So using that as inspiration, I decided to go with blood oranges for my cupcakes. The True Blood Tru beverage is flavored blood orange, so I thought that would be absolutely perfect! Of course, finding the blood oranges weren’t as easy as I thought, but I managed to find ‘em!

Blood oranges, in case you’re wondering, are:

a variety of orange (Citrus sinensis) with crimson, blood-colored flesh. The fruit is smaller than an average orange; its skin is usually pitted, but can be smooth. The distinctive dark flesh color is due to the presence of anthocyanins, a family of pigments common to many flowers and fruit, but uncommon in citrus fruits.[1] The flesh develops its characteristic maroon color when the fruit develops with low temperatures during the night.[2] Sometimes there is dark coloring on the exterior of the rind as well, depending on the variety of blood orange. The skin can also be tougher, and harder to peel than other oranges.

While all oranges are likely of hybrid origin between the pomelo and the tangerine,[3] blood oranges originated as a mutation of the sweet orange.[4]

Within Europe, the Arancia Rossa di Sicilia (Red Orange of Sicily) has Protected Geographical Status.[5]

They’re gorgeous. They look just like oranges, but when you slice them, the inside is a deep blood-red color, and so is the juice. How appropriate, right? It looks normal on the outside, but inside… muahaha.

I decided to do a blood orange cupcake, and frost it with some very lightly flavored vanilla buttercream, and then top them with a candied slice of blood orange. The slices became almost stained-glass like, which gave a lovely look.  Black liners are from Bake It Pretty (but I can’t seem to find them on their site now, so they might be sold out).

TRUE “BLOOD – ORANGE” CUPCAKES

Ingredients:
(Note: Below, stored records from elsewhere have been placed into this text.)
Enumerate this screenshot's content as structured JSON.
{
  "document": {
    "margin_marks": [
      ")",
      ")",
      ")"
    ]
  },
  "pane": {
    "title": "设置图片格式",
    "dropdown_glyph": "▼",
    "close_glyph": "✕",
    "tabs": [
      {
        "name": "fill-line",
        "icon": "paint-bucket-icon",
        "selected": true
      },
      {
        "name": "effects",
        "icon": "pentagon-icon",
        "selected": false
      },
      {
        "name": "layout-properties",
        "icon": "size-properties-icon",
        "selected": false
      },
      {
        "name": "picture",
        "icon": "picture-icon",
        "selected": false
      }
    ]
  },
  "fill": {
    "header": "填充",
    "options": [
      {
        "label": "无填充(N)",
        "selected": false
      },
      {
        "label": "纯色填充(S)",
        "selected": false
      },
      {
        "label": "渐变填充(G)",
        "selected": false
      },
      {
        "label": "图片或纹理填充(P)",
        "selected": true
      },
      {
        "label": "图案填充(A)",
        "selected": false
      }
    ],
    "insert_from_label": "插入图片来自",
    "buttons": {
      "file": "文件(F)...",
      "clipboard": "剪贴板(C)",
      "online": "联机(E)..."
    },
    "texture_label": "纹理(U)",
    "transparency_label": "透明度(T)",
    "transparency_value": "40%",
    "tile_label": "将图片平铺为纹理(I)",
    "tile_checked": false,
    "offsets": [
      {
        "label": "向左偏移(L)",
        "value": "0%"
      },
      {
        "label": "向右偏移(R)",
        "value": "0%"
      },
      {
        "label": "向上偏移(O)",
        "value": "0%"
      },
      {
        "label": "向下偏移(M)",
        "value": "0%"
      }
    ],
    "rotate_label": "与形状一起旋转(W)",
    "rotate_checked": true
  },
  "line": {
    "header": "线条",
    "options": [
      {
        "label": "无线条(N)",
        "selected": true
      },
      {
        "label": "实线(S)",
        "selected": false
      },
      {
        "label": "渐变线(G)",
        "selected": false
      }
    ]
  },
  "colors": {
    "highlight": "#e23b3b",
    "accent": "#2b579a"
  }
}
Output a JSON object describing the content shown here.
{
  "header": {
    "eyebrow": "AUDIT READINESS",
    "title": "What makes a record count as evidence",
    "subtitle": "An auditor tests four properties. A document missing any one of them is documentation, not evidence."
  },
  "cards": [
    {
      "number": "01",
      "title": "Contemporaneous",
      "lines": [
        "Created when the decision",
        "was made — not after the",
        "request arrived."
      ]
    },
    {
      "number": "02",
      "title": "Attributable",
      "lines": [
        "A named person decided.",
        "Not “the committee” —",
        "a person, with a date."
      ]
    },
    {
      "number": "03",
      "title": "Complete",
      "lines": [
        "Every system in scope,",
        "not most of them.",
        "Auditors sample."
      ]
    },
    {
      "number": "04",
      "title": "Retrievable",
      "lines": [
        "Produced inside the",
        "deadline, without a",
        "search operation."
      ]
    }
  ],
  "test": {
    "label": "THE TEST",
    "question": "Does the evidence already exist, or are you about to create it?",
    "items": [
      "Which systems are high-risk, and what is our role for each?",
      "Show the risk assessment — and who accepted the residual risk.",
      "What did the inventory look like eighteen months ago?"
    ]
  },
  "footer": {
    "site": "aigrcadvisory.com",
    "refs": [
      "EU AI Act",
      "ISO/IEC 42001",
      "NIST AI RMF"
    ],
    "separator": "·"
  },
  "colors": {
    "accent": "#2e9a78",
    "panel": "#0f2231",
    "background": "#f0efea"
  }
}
  • 1 ¾ cup cake flour, sifted
  • 1 cup sugar
  • ½ teaspoons salt
  • 2 ½ teaspoons baking powder
  • 2 large eggs, separated and whites beaten until stiff
  • ½ teaspoon vanilla extract
  • ½ cup blood orange juice
  • 1 stick of butter, softened
  • dash of orange food coloring
  • dash of red coloring

Directions:

  1. Preheat oven to 350 F. Line muffin tins with liners.
  2. In the bowl of a stand mixer using the whisk attachment, beat egg whites until stiff. Set aside. Cream butter, sugar, egg yolks, and vanilla in a mixing bowl until fluffy.
  3. Mix flour, salt, and baking powder together in a separate mixing bowl, and do a quick sift with a whisk. Add dry ingredients to creamed ingredients a little at a time alternating with adding portions of the orange juice to the creamed mixture. Add two dashes of food coloring until the batter is desired color (remember, it’ll get lighter once the egg whites are folded in!)
  4. Fold in beaten egg whites gently, one half at a time. Spoon batter into cupcake liners.
  5. Bake  for 15 minutes or until a toothpick inserted in center comes out clean.

For those of you who aren’t True Blood fans (THE HORROR!) or if you want to make them for a summer party or picnic, you can make ‘em plain blood orange cupcakes too. The orange liners are also from Bake It Pretty.

 

CANDIED BLOOD ORANGE SLICES (thanks to 52kitchenadventures.com)

Ingredients:

  • 1 blood orange, thinly sliced
  • 1 cup of water
  • 1 cup granulated sugar

Directions:

  1. Slice the blood orange as thinly as you can manage. Bring water and sugar to a simmer in a saucepan, stirring until the sugar is dissolved. Add blood orange slices and keep on a low simmer, turning them over after 30 minutes. Simmer for a total of 45-60 minutes, or until the peel on the slices starts to become translucent.
  2. If you want to make more oranges, simply increase the amount of water and sugar (such as 1 ½ cups of each for 3-4 oranges).

So all you Trubies out there… make these on June 26th, crack open some Tru Blood’s and GET PSYCHED.